Article in Journal ()
Burnes B (1993) Structure and culture. Putting the human dimension of CIM in perspective, International Journal of Human Factors in Manufacturing, 3 (2), pp. 183-191.
Over the last decade all industrial nations have recognized the crucial role that CIM can play in creating World Class manufacturing companies. With this recognition has come a growing concern, especially in the U.K., over the failure of many companies to gain the full benefits from the introduction of expensive CIM systems. Though many explanations have been offered as to the cause of this problem, most commentators now appear to accept that the central reason is the failure adequately to involve, train, and motivate those who use and manage these new systems. This article strongly supports this view but also argues that this failure is itself brought about by a deeper and potentially more damaging problem: the inappropriateness of and compatibility between the structures and cultures that exist in many organizations. If this is so, and we strongly believe it is, it presents not only a real and substantial barrier to the efficient and effective use of CIM but also, more importantly, poses a threat to the overall ability of companies to survive in the increasingly competitive world of the 1990s. The article begins by describing our research into the introduction and use of CIM in U.K. companies. It then goes on to examine and discuss the importance and implications of organizational structure and culture. In conclusion, it is argued that a long-term, strategic program of change and renewal will be necessary for many companies if they are to compete with, and themselves become, the best in the world.

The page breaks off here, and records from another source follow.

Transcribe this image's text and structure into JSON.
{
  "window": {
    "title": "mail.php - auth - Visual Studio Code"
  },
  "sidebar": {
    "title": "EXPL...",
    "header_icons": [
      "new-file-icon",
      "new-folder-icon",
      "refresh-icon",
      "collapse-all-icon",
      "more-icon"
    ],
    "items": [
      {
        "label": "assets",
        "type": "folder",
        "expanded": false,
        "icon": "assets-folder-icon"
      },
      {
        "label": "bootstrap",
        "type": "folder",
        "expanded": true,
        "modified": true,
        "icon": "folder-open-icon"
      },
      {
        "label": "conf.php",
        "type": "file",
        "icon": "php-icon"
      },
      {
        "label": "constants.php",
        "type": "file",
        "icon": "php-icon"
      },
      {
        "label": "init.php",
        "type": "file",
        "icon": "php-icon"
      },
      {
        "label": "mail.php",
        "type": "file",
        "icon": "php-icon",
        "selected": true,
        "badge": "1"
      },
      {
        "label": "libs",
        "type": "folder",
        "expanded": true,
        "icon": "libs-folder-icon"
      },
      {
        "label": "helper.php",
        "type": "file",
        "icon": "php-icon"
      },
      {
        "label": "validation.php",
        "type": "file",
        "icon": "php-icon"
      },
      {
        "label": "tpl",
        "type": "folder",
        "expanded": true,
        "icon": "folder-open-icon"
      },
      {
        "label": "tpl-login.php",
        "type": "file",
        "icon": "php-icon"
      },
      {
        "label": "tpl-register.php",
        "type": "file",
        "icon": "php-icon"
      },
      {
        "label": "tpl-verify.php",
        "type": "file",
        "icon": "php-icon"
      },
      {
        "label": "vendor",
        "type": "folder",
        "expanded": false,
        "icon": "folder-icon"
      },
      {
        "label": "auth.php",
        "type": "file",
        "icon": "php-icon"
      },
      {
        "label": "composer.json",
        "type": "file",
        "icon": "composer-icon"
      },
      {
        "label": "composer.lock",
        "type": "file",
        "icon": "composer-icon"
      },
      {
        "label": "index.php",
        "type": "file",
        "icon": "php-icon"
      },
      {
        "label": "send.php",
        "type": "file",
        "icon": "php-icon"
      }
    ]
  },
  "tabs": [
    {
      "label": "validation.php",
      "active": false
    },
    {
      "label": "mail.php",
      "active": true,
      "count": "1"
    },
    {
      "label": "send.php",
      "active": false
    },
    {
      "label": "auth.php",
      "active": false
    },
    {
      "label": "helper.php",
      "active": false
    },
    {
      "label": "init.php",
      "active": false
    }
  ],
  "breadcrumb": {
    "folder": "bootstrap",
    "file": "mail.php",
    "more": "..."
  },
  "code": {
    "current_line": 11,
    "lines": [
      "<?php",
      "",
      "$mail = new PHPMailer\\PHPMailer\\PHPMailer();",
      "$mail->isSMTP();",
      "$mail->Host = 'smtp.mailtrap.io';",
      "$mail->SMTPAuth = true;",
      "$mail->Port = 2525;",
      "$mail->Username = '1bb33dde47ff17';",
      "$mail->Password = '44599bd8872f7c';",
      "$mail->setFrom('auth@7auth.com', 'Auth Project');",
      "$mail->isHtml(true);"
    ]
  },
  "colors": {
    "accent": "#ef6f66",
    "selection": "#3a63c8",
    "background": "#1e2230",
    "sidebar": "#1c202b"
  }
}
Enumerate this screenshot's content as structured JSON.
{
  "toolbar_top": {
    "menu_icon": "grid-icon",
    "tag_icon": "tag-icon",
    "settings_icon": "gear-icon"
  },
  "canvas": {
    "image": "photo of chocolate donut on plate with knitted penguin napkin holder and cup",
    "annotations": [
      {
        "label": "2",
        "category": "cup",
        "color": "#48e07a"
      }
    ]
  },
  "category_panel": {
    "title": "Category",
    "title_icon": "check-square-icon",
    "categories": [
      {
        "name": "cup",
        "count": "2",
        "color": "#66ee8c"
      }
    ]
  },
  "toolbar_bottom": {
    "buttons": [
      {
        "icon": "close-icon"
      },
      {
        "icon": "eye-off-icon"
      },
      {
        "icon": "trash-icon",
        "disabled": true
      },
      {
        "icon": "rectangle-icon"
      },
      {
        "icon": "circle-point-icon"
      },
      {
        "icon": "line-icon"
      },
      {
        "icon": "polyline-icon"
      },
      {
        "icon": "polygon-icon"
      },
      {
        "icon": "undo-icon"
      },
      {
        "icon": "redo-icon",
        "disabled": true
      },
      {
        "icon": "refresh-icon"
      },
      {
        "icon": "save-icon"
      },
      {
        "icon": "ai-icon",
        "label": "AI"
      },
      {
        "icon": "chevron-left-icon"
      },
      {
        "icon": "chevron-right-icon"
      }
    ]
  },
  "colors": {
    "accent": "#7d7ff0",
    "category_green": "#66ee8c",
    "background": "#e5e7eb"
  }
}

International Journal of Human Factors in Manufacturing: Volume 3, Issue 2 (1993)